Debbie’s scrappy quilt has her clamshells made from batiks. This will be a richly coloured quilt, and the finely woven fabric is very easy to appliqué.

Irene Blanck Focus on Quilts

Debbie whipstitching clams together.

Winner of the ‘Quiet Achiever Award’ goes to our hand stitching extraordinaire …. Angela! These perfectly pieced ‘French General’ clamshells came together before any of us had time to thread a needle! (Sorry about the shadow – the sun came out from behind just as the photo was taken.)

Irene Blanck Focus on Quilts

Angela’s ‘soldiers’ all in a line.

Oooops …! Don’t do what Donna did … Just as well it was close to finishing time, well after having made the clamshells.

Irene Blanck Focus on Quilts.

Donna sewed her finger to the clamshells – ouch!

Irene concluded her lesson with advice on layouts, quilting, borders and labels. Her alternate row sample has machine quilting,

Irene Blanck Focus on Fabric

Irene’s alternate rows.

whilst her ‘scrappy’ version is hand quilted in a utility stitch using Perle 8 cotton thread.

Irene Blank Focus on Quilts

Irene’s hand quilting.

Irene is well known for her needle-turn appliqué and her love of fabric printed with text, which she incorporates into her quilts. She is now the proud author of her first book, published by Quiltmania.

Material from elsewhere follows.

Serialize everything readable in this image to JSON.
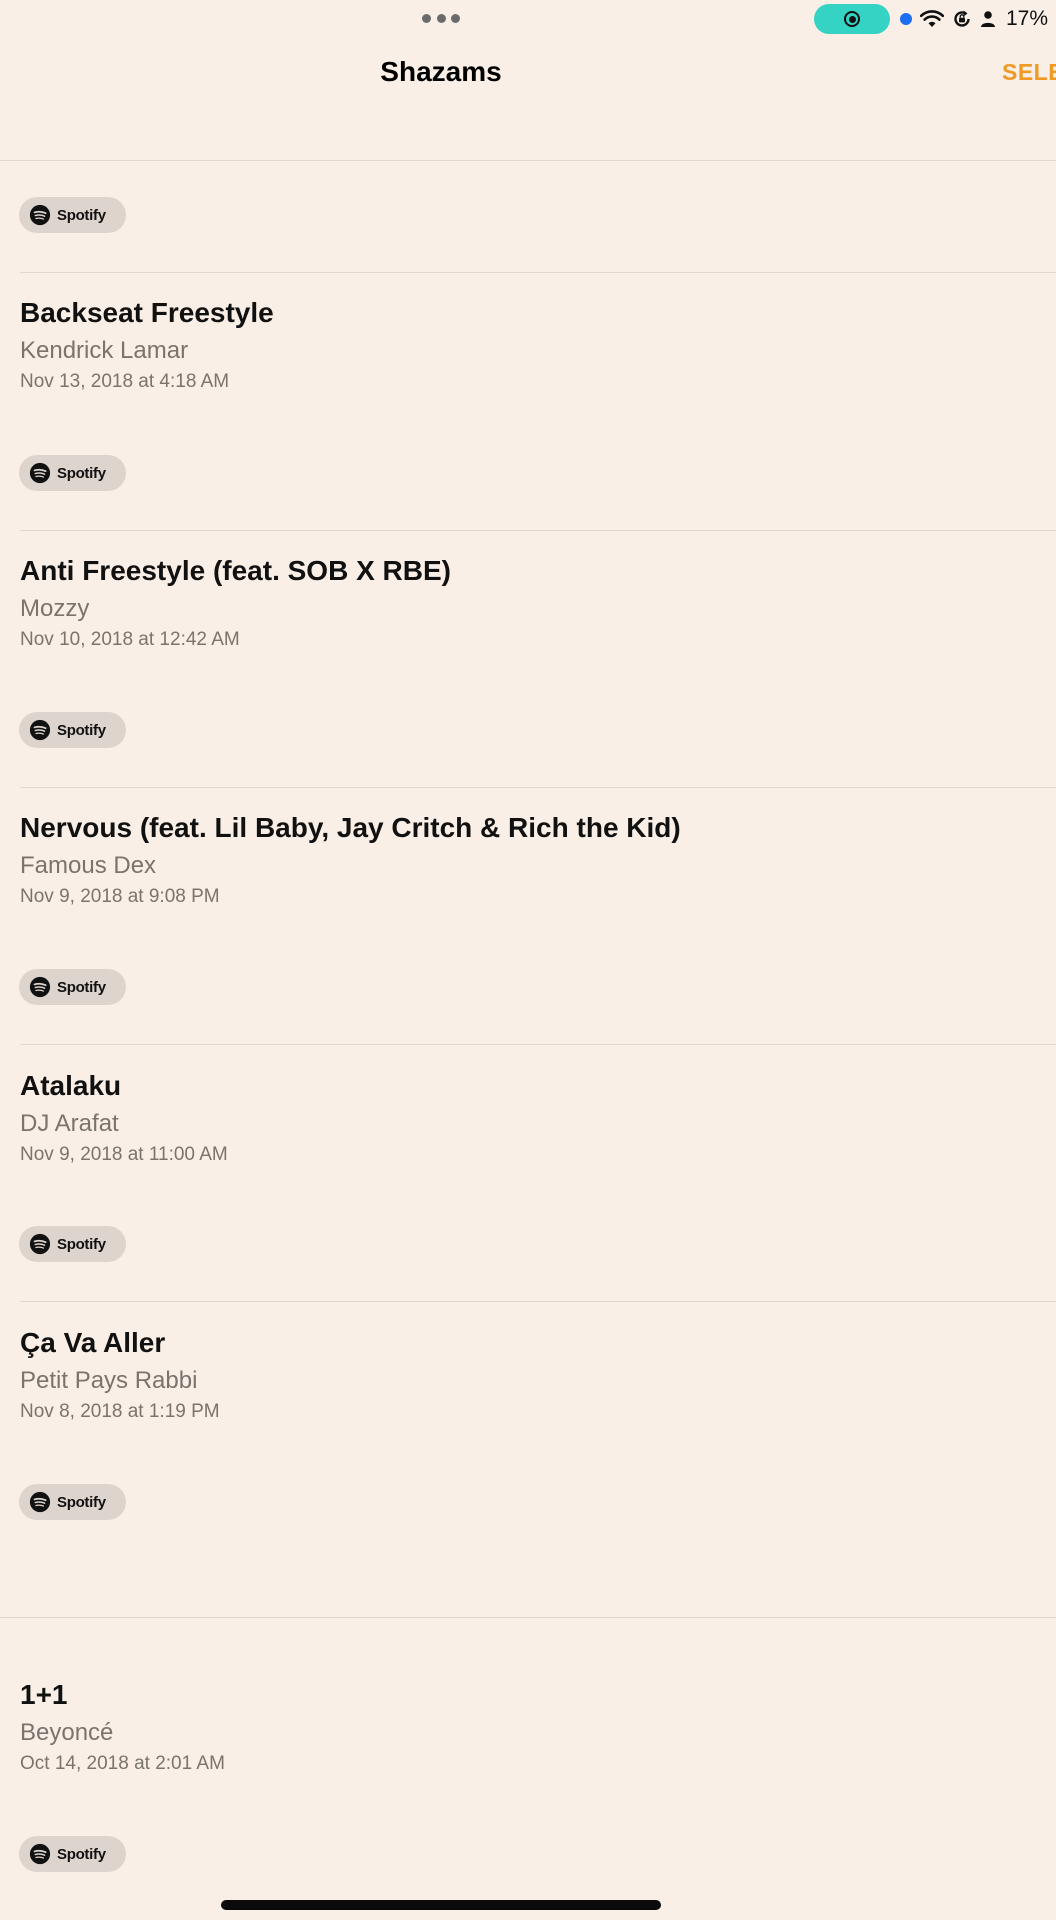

Irene Blanck Focus on Quilts.

‘Focus on Applique’ by Irene Blanck

Phew! A marathon blog! I’m glad you stayed the distance!

Hope you’ve enjoyed seeing what participants can enjoy and achieve in Irene Blanck’s ‘Clamshell’ class.

Till next time,